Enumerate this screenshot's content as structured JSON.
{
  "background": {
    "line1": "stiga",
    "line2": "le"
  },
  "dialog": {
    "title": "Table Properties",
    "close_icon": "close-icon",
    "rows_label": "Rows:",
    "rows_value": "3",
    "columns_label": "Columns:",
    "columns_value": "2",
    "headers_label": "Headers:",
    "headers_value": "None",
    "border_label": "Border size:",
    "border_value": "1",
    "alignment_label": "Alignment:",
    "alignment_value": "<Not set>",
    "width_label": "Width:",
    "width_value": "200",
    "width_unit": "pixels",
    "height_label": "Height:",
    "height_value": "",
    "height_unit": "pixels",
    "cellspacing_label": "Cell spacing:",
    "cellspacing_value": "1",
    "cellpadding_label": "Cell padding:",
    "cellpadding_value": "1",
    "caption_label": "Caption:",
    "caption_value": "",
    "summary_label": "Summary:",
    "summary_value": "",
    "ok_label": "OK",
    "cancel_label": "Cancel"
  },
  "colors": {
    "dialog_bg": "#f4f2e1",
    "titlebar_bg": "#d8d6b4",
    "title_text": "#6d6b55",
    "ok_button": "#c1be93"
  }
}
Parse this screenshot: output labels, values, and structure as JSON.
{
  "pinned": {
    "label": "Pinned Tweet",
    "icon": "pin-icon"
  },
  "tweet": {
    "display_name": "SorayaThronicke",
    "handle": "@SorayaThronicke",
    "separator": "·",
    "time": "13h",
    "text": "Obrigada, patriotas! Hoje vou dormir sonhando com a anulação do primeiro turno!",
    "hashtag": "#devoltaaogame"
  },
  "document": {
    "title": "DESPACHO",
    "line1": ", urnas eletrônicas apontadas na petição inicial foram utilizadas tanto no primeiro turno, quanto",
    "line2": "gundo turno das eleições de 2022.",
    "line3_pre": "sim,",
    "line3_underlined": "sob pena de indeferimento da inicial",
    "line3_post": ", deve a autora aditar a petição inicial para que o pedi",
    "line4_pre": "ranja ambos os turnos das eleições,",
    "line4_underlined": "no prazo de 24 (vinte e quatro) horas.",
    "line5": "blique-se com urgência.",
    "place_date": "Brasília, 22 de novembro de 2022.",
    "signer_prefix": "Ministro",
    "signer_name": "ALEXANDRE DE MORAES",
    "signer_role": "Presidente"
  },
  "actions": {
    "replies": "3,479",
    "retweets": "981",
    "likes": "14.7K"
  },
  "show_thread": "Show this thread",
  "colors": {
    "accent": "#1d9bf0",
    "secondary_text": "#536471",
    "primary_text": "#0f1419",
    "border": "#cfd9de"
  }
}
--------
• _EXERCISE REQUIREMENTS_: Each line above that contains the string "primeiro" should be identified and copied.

• _TASK SOLUTION_:
    "text": "Obrigada, patriotas! Hoje vou dormir sonhando com a anulação do primeiro turno!",
    "line1": ", urnas eletrônicas apontadas na petição inicial foram utilizadas tanto no primeiro turno, quanto",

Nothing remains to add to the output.